Environment, Climate and Society Strengthening Gender Justice in the Extractive Sector
Whether directly employed in mining or as members of surrounding communities, resource extraction has direct and indirect impacts on women and girls - direct due to poor working and employment conditions in the mines, indirect as they are the ones mainly affected by the socio-environmental impacts of mining.
Problem: Women and girls are disproportionately more exposed to negative impacts of mining while benefitting less from positive impacts.
Negative effects of mining:
- Migration of workers to mining regions, where state structures are often weak, puts women at risk of sexual assault. This also increases the risk of sexually transmitted diseases.
- In mining areas, women are predominantly involved in agriculture and livestock farming and are therefore exposed to health and economic risks through the potential contamination of soil and water.
- In many countries, women do not have the right to a formal land title and therefore do not receive compensation when land is expropriated for mining activities. With the loss of their agricultural land, they lose all means of livelihood.
Positive effects from which women & girls benefit less:
- Women benefit less from well-paid direct and indirect employment in mining. Women in mining are not only paid less than men. They also hardly get a chance to qualify or participate in training. Due to the often-prevailing superstition that women in mines are bad luck, they are predominantly employed in small-scale mines to process the raw material with products that arise serious health hazards for them and potentially their unborn children.
- Women benefit less from development investments financed by mining taxes. According to studies, men are more likely to invest in large infrastructure projects, while women invest in education and health, which has a more sustainable impact on the community.
- They are less likely to own businesses that benefit from demand for suppliers.
- Women are often excluded from participation processes. They do not have a voice in mining and community forums on mining policy issues.
However, women are not solely victims of the mining sector, nor are they a homogeneous group in their experiences. Many women actively choose to work in mining or in roles adjacent to the mining sector. Implemented responsibly, the extractive sector offers enormous economic potential for many developing and emerging countries.

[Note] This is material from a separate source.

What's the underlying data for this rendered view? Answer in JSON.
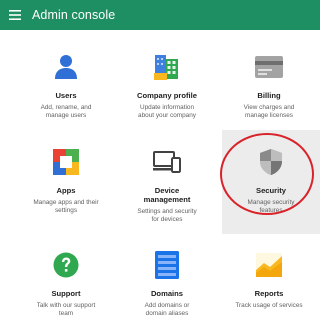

Women and girls should also be able to benefit from this. They should be able to work in and around mines on an equal footing, safely and without violence.

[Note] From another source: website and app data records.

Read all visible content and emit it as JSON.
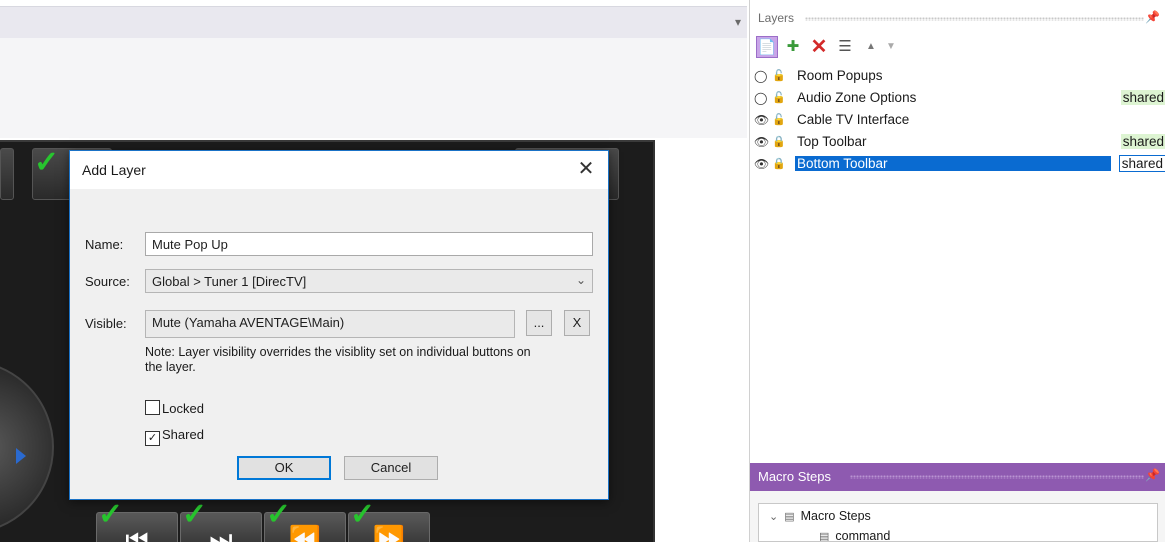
{
  "dialog": {
    "title": "Add Layer",
    "close_glyph": "✕",
    "name_label": "Name:",
    "name_value": "Mute Pop Up",
    "source_label": "Source:",
    "source_value": "Global > Tuner 1 [DirecTV]",
    "visible_label": "Visible:",
    "visible_value": "Mute (Yamaha AVENTAGE\\Main)",
    "browse_label": "...",
    "clear_label": "X",
    "note": "Note: Layer visibility overrides the visiblity set on individual buttons on the layer.",
    "locked_label": "Locked",
    "locked_checked": false,
    "shared_label": "Shared",
    "shared_checked": true,
    "ok_label": "OK",
    "cancel_label": "Cancel"
  },
  "layers_panel": {
    "title": "Layers",
    "toolbar_icons": [
      "new-layer-icon",
      "new-shared-layer-icon",
      "delete-icon",
      "properties-icon",
      "move-up-icon",
      "move-down-icon"
    ],
    "layers": [
      {
        "name": "Room Popups",
        "visible": false,
        "locked": false,
        "shared": "",
        "selected": false
      },
      {
        "name": "Audio Zone Options",
        "visible": false,
        "locked": false,
        "shared": "shared",
        "selected": false
      },
      {
        "name": "Cable TV Interface",
        "visible": true,
        "locked": false,
        "shared": "",
        "selected": false
      },
      {
        "name": "Top Toolbar",
        "visible": true,
        "locked": true,
        "shared": "shared",
        "selected": false
      },
      {
        "name": "Bottom Toolbar",
        "visible": true,
        "locked": true,
        "shared": "shared",
        "selected": true
      }
    ]
  },
  "macro_panel": {
    "title": "Macro Steps",
    "tree_root": "Macro Steps",
    "tree_child": "command"
  },
  "colors": {
    "accent_purple": "#8e5ab0",
    "selection_blue": "#0a6bd1",
    "shared_badge": "#ddf4d2",
    "check_green": "#27c52e"
  }
}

Sector Programme commitment
Gender equality is an effective means of combating this injustice. In June 2021, for example, the German government adopted the third Third National Action Plan (External link) for the implementation of the “Women, Peace and Security” Agenda (2021 to 2024), in which gender issues in mining are also an important topic. The action plan is part of Germany's commitment to implementing the 2030 Agenda (External link).
The Sector Programme “Extractives and Development” is also committed to strengthening gender equality in the raw materials sector. This is done, among other things, by raising awareness of the issue, preparing best practices and developing solutions and recommendations for action. Through interactive formats, studies (External link), webinars (External link) and videos (External link), the sector project works to combat discrimination against women in the mining sector.

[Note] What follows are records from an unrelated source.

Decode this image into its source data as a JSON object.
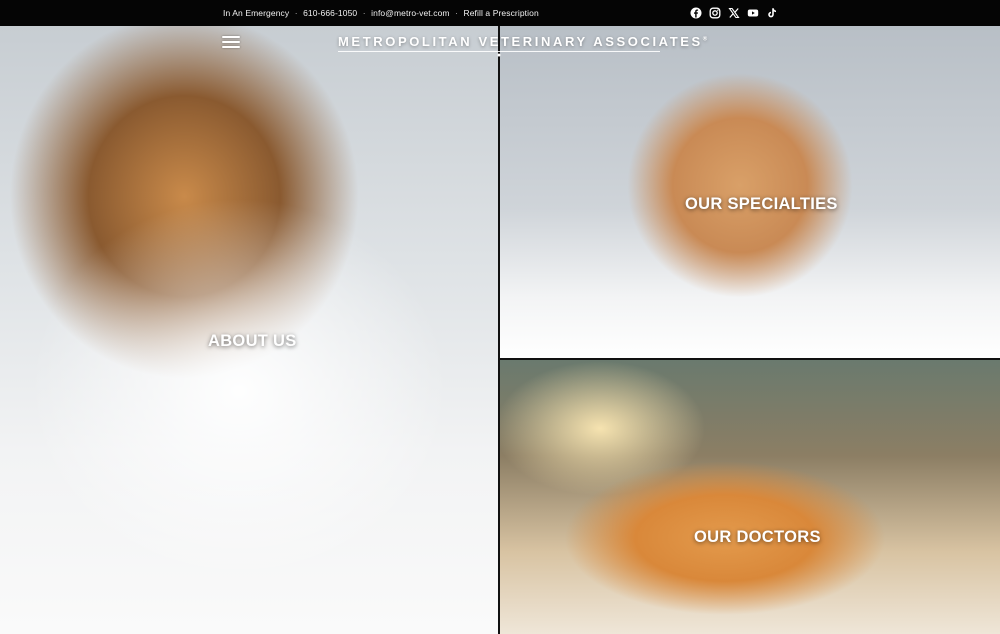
{
  "topbar": {
    "emergency": "In An Emergency",
    "phone": "610-666-1050",
    "email": "info@metro-vet.com",
    "refill": "Refill a Prescription",
    "separator": "·"
  },
  "social": [
    {
      "icon": "facebook-icon"
    },
    {
      "icon": "instagram-icon"
    },
    {
      "icon": "x-twitter-icon"
    },
    {
      "icon": "youtube-icon"
    },
    {
      "icon": "tiktok-icon"
    }
  ],
  "header": {
    "brand": "METROPOLITAN VETERINARY ASSOCIATES",
    "registered": "®",
    "menu_icon": "hamburger-menu-icon"
  },
  "panels": {
    "about": {
      "label": "ABOUT US"
    },
    "specialties": {
      "label": "OUR SPECIALTIES"
    },
    "doctors": {
      "label": "OUR DOCTORS"
    }
  },
  "colors": {
    "topbar": "#050505",
    "text": "#ffffff"
  }
}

In addition, the Sector Programme actively supports the multi-stakeholder partnership Women’s Rights and Mining (WRM) (External link) on behalf of the BMZ. The WRM is an international multi-stakeholder group (MSG) made up of representatives of governments, international non-governmental organizations and researchers. Its aim is to encourage key stakeholders in the mining sector to address the issue of gender equality and to strengthen the rights of women and girls in the mining sector.
Promoting gender equality (SDG 5 (External link)) is a characteristic of quality of German development cooperation. In the extractive sector, empowering women and girls is one of the best ways to achieve positive economic and inclusive social development outcomes.